Then there is the third round in Vietnam which has yet to be decided upon. The race is scheduled for April 5 but the government has already declared that anyone who has been in Italy (as well as China, Iran and certain areas of South Korea) in the previous 14 days will not be allowed in. That would mean the Italian teams and Pirelli’s personnel. With the W.H.O. having declared that the situation is now a ‘pandemic’ and urging governments to be more serious, it is likely that the Vietnamese will not be as flexible as the Australians. So it looks like the round will be postponed if not cancelled which is unfortunate as it would be the first time F1 is held in the country.
As for the rest of the championship, there is uncertainty since the pandemic is growing daily and even postponement of events may not be possible. The virus isn’t just going to ‘vanish’ overnight and even if it can be slowed, it will still be around for some time to come. Singapore’s Prime Minister last night warned that ‘this outbreak will continue for some time – a year, and maybe longer’.
Apart from F1, other motorsports events have also been cancelled or postponed, including the Formula E round that was scheduled for June 22. The organisers of the Jakarta e-Prix will follow the instruction of the Governor of Jakarta not to run the race even though it is still many months ahead. It will be rescheduled but the new date has not been announced yet. Jakarta joins the circuits in Sanya, China and Rome which have had their events postponed.

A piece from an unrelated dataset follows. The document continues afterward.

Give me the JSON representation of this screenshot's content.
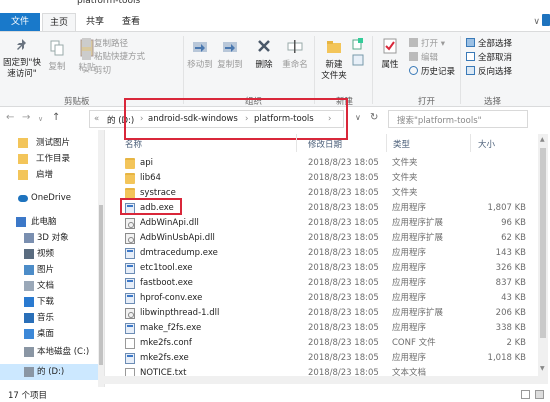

Related: Formula E round in China cancelled, other motorsports events under review by FIA due to concerns about coronavirus.